Logged

Mike Spitzer

  • Jr. Member
  • **
  • Offline Offline
  • Posts: 52
Re: SOundcraft GB4 vs. Allen & Heath GL2400
« Reply #19 on: April 20, 2011, 08:17:26 am »

What Josh said.

Also, politically, it's often easier for me. I get something that sounds right and FOH sounds great. But, the singer wants the bass on his voice dropped. If I do that, his voice sounds too thin in the house mix. I have to focus on FOH, so it's easier for me to be able to say (without lying) that I can't make that change. For people who are really picky about their monitor EQ, we'll set them up with an EQ between the board and the amp that they can tweak. That's pretty rare, though.

Some people will tell you that any change is solely for the purpose of fixing problems in the translation of sound into the mic and so the eq should equally affect the monitors and the FOH speakers, since the same change would be needed. Those people who can pull that off can do so because they always have the right equipment for the right job. In a church, you're usually working on a budget and have multiple worship teams, so customizing your equipment to the point where that's true is typically prohibitively expensive.

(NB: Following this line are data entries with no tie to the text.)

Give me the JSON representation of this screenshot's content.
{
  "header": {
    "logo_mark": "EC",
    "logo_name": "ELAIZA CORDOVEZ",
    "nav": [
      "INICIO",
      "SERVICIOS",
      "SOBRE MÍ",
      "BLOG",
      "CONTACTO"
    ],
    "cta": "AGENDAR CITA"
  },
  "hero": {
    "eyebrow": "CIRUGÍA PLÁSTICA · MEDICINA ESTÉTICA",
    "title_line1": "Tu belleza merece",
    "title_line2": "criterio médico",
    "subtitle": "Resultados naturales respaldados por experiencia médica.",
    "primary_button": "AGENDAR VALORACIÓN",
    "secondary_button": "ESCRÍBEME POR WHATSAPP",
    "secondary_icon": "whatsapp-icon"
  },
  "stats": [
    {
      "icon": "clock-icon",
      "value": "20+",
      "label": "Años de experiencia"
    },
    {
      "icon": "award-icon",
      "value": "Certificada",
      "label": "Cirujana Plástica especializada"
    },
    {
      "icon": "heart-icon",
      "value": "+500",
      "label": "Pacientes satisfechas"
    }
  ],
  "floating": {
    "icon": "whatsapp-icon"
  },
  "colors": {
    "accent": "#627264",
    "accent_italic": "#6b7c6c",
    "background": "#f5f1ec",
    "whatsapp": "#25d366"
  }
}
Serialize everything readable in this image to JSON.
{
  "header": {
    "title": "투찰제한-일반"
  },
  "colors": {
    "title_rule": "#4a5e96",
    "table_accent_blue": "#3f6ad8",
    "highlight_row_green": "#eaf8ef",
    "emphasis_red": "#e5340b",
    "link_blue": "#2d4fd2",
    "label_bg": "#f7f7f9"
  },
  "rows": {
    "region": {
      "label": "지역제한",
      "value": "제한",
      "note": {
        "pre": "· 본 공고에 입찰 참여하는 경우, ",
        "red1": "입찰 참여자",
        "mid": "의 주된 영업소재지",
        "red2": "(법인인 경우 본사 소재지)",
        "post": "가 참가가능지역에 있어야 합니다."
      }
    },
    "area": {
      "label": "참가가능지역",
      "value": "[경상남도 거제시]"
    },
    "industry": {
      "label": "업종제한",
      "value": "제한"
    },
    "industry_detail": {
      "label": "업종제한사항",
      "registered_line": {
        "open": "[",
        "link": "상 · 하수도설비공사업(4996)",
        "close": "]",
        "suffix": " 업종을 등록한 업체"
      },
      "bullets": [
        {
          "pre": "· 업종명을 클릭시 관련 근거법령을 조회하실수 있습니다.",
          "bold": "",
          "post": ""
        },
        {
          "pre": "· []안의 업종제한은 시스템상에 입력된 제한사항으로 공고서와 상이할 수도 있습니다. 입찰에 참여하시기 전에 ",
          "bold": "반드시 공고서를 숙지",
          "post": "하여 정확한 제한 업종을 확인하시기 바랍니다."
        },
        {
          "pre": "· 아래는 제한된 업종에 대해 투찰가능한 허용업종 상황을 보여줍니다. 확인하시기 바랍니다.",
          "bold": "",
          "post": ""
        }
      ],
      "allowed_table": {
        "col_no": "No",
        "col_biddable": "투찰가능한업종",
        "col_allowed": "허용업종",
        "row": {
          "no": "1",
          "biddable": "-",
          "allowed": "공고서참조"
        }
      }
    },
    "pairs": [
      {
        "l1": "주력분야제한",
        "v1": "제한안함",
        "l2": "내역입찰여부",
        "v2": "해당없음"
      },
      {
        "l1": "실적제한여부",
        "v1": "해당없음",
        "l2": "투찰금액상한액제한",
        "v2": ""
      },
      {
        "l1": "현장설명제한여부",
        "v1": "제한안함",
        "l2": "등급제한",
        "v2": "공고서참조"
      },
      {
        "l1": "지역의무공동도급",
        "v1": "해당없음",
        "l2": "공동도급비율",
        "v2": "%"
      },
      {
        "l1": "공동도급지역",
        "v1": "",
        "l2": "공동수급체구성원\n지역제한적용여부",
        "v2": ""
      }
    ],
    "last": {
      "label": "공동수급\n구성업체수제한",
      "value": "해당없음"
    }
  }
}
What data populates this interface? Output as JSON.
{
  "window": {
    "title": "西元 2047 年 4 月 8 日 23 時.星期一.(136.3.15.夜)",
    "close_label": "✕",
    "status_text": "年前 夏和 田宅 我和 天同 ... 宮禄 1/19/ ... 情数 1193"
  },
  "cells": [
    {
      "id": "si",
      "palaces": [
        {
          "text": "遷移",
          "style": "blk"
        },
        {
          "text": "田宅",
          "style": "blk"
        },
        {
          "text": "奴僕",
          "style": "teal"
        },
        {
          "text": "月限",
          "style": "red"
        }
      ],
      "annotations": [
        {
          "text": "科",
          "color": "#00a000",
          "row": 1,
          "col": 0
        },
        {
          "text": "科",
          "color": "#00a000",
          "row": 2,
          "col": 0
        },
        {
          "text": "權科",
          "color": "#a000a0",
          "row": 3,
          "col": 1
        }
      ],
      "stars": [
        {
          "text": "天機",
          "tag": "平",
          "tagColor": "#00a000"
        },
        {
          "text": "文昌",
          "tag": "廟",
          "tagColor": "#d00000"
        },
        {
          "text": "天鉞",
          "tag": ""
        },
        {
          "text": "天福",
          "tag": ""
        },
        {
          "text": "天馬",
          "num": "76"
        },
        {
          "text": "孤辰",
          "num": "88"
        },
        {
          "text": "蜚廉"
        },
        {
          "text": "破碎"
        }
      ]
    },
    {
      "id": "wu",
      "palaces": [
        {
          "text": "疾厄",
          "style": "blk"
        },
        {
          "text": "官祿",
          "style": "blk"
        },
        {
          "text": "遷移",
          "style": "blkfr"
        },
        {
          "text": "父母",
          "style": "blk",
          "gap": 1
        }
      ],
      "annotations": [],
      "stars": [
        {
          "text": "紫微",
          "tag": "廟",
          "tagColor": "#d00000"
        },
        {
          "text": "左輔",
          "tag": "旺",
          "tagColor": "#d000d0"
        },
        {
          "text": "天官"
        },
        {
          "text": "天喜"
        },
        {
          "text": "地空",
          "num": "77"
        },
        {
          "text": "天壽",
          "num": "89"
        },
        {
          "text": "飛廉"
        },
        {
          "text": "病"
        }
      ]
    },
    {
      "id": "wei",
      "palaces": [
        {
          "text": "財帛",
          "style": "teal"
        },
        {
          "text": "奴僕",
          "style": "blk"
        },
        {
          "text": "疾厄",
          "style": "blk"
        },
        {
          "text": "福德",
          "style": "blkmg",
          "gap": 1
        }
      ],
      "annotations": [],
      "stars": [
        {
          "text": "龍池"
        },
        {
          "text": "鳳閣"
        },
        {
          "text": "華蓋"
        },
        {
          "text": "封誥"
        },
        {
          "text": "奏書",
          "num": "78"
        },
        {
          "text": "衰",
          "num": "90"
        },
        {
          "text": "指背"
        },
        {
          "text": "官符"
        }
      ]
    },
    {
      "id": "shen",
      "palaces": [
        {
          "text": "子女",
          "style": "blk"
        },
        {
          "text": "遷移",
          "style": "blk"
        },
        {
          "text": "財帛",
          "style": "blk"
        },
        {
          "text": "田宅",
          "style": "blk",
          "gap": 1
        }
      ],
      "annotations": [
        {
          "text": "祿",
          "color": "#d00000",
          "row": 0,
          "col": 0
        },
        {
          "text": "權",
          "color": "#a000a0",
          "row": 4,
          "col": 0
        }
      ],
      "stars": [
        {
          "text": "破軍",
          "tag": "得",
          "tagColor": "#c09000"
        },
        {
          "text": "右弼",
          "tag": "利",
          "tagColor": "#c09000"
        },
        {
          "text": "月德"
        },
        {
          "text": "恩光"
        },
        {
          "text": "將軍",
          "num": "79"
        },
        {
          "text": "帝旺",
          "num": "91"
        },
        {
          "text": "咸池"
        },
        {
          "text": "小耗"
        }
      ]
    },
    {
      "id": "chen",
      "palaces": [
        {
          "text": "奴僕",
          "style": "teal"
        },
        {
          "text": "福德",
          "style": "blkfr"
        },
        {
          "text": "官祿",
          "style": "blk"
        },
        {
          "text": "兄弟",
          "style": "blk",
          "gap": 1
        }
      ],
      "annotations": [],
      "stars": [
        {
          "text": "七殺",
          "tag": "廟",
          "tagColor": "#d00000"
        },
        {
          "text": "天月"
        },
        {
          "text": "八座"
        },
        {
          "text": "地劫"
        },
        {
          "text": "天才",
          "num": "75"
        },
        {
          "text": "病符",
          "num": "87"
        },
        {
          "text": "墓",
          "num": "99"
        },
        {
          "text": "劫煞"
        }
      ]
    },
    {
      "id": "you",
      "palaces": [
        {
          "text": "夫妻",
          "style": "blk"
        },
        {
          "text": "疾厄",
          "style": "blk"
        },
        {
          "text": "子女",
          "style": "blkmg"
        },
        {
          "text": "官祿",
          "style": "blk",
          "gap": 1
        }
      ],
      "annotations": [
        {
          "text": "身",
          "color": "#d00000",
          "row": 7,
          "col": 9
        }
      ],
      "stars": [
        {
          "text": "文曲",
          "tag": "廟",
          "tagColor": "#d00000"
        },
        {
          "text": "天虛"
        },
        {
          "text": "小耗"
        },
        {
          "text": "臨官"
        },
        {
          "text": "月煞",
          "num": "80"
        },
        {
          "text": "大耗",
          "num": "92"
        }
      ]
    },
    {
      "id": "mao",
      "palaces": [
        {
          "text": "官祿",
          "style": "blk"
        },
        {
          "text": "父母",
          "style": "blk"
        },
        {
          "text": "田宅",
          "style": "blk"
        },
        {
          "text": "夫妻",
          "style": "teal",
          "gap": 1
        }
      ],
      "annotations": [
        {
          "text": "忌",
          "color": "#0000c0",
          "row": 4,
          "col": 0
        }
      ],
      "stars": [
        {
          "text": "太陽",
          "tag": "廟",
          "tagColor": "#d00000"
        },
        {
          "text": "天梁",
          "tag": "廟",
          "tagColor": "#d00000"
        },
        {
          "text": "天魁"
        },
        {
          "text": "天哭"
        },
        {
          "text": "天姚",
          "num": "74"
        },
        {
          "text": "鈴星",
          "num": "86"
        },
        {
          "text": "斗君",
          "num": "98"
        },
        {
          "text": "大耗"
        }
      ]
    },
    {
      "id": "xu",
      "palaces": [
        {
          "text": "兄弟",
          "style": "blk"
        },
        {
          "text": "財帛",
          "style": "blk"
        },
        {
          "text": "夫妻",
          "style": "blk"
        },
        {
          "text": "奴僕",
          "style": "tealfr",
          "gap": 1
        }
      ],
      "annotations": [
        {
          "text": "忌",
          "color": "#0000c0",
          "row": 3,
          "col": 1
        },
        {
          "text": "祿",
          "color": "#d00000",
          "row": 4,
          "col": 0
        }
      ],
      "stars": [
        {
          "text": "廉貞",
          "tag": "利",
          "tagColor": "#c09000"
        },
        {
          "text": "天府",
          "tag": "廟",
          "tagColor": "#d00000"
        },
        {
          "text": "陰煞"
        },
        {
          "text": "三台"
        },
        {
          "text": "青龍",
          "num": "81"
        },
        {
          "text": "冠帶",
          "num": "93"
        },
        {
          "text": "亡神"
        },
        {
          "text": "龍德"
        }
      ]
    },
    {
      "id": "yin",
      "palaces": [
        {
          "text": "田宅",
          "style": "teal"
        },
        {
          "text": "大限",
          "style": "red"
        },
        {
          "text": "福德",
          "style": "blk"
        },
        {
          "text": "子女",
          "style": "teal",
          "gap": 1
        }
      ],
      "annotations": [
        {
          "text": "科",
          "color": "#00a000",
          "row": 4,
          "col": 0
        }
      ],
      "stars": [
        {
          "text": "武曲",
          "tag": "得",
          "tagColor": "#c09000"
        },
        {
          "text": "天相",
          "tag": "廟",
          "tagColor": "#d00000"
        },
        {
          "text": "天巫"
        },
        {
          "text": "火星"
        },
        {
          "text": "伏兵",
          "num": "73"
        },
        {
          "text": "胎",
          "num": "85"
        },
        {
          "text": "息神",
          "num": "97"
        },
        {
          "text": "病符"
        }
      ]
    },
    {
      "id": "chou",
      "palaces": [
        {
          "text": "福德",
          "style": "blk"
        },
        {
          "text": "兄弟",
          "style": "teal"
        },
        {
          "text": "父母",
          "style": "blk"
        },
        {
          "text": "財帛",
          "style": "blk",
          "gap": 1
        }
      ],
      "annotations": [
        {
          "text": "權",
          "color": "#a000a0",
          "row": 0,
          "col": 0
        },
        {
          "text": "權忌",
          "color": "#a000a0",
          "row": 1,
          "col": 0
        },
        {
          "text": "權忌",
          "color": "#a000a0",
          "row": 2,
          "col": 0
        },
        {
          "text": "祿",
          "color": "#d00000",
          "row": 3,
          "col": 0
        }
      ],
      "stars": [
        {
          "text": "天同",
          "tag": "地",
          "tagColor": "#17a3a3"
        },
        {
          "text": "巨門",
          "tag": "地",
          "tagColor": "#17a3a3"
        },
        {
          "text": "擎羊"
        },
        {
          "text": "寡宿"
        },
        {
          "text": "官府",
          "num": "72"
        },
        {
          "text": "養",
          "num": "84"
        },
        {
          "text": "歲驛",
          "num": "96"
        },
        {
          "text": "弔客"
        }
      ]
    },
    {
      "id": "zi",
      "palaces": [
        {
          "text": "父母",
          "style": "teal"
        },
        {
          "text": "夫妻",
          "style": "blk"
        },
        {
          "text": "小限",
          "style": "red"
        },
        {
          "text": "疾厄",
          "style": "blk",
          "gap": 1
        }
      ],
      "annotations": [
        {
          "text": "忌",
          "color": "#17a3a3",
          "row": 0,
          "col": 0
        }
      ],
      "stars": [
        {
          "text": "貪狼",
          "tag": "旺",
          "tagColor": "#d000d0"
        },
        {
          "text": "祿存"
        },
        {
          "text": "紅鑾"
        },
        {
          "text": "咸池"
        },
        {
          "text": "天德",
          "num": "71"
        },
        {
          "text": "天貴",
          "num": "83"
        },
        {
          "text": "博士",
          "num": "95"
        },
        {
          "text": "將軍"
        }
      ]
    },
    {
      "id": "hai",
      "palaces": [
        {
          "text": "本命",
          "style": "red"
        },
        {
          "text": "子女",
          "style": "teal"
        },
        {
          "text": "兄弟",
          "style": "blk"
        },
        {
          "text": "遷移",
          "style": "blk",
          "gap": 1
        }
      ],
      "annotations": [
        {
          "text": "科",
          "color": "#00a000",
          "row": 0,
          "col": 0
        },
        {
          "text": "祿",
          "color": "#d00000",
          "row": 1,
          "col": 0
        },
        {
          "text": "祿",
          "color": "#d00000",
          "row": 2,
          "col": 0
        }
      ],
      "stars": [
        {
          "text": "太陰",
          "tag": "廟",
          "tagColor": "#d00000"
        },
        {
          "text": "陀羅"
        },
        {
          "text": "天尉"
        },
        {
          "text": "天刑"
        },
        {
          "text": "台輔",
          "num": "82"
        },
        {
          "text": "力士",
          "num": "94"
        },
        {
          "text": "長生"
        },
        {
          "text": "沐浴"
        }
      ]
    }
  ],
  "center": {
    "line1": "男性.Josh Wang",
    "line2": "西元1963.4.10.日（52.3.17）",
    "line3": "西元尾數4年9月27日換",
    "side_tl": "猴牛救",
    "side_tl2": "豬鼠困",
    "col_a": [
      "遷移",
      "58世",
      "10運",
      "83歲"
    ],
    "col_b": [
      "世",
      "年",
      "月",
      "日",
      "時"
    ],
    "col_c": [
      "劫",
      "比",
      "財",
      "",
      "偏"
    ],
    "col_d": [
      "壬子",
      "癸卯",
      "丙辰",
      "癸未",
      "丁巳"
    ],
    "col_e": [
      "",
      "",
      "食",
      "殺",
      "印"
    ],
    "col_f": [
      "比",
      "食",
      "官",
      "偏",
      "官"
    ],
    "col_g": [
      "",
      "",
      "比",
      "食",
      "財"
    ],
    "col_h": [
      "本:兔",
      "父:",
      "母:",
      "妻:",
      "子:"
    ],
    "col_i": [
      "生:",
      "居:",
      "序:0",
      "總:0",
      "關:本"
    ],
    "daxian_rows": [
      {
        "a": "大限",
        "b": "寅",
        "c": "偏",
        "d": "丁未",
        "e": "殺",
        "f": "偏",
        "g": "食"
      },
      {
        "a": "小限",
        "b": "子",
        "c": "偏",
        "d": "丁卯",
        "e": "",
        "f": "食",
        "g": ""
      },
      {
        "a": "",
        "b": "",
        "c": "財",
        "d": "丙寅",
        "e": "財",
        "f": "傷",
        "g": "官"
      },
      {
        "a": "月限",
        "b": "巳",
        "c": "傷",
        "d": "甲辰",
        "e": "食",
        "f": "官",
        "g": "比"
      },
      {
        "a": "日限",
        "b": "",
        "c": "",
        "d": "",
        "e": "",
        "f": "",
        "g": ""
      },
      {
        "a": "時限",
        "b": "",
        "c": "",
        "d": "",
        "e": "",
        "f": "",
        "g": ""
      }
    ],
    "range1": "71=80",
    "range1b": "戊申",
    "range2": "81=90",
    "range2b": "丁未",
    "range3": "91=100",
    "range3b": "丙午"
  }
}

All of that said, though, many people don't care that much. I actually ended up picking the GB4 over the GL2400 pretty much solely on the number of aux sends. I needed 5 pre-fade and at least 1 (preferably 2) post-fade auxes. At that price, I couldn't beat the GB4, even though I do get occasional complaints from one of the singers.

-mS
Logged

ProSoundWeb Community

Re: SOundcraft GB4 vs. Allen & Heath GL2400
« Reply #19 on: April 20, 2011, 08:17:26 am »


Pages: 1 2 [All]   Go Up
 



Page created in 0.047 seconds with 23 queries.